Entries supplied:
========================================================================

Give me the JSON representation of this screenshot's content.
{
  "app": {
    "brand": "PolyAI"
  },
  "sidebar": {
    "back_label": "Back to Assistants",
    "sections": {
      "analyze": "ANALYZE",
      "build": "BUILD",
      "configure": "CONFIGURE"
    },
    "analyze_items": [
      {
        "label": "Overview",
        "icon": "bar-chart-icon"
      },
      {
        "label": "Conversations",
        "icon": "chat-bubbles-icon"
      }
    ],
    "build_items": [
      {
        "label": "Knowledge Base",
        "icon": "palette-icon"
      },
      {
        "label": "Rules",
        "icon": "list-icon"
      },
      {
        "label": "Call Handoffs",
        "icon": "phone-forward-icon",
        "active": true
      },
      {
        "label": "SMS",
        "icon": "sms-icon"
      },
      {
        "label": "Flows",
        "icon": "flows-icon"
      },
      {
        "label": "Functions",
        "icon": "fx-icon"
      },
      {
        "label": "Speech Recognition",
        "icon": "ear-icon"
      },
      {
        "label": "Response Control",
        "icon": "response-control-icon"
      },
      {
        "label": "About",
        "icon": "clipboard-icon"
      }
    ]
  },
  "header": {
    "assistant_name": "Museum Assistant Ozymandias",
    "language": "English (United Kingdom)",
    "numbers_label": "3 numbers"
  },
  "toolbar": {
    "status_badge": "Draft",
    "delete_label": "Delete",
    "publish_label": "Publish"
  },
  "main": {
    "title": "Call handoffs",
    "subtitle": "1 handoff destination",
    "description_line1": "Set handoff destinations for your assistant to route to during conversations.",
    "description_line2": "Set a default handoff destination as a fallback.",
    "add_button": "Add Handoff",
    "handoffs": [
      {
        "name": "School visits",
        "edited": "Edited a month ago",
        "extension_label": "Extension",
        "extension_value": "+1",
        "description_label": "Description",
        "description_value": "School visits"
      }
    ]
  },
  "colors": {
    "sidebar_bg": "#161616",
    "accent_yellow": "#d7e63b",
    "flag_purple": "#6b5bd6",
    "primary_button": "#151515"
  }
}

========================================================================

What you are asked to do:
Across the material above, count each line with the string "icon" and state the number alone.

Answer to this problem:
11